My life as a cell-phone holdout

For the last two decades, I have spent 83% of my waking hours enjoying the freedom of not owning a cellphone, 5% feeling smug about it, 2% in situations in which a phone would have been awfully convenient and 10% fielding incredulous questions. The first is always: How do you do your job? (I’m not the junior blacksmith at the Renaissance Faire; I’m a managing director at a private-equity firm.) I explain that my colleagues are very tolerant, the firm provides me with all of the latest communication tools (computer, telephone, Post-its) right at my desk, and accomplishing my daily tasks without a smartphone is not beyond human capability. Indeed, people lived this way back at the Dawn of Civilization, circa 1992…

I know that cellphones have their uses. But it was hardly a difficult choice to sacrifice their utility in an attempt to make more room for thought. I don’t walk around most days musing about ways to “live deep and suck out all the marrow of life.” I walk around most likely musing about sandwiches. But I cannot help but dwell on Thoreau’s most famous words as both a hope and a warning: “I went to the woods because I wished to live deliberately, to front only the essential facts of life, and see if I could not learn what I had to teach, and not, when I came to die, discover that I had not lived.”

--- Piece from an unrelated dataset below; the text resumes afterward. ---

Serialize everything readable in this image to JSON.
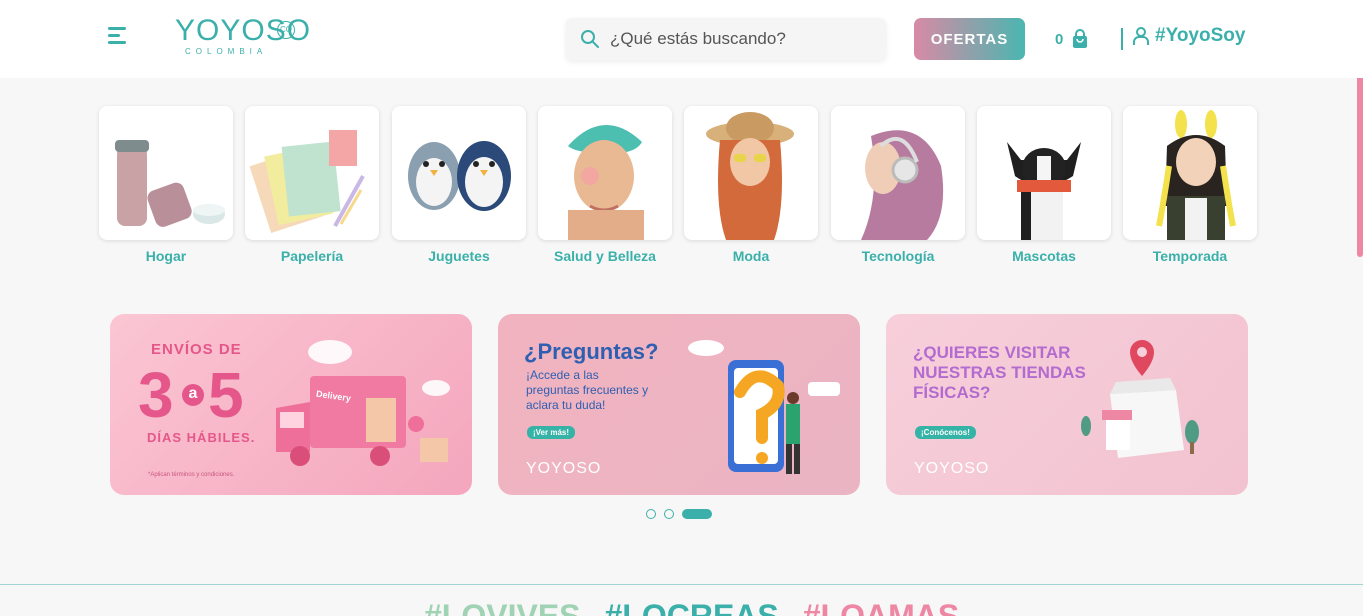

I hope that I have a few more years left before I come to die, but I have gotten incalculable pleasure from not owning a cellphone, even if I never did make it, as Thoreau did, to the woods. But in a few weeks, I will buy a phone. I am scared. I am afraid of losing a small part of my identity, goodbye to No-Phone Gary, cousin to Dial-Up Dave, wherever you are. I’m afraid of becoming rude, of placing my phone faceup on a restaurant table, or playing “Words with Friends” at a funeral because the deceased did, after all, like words and have friends.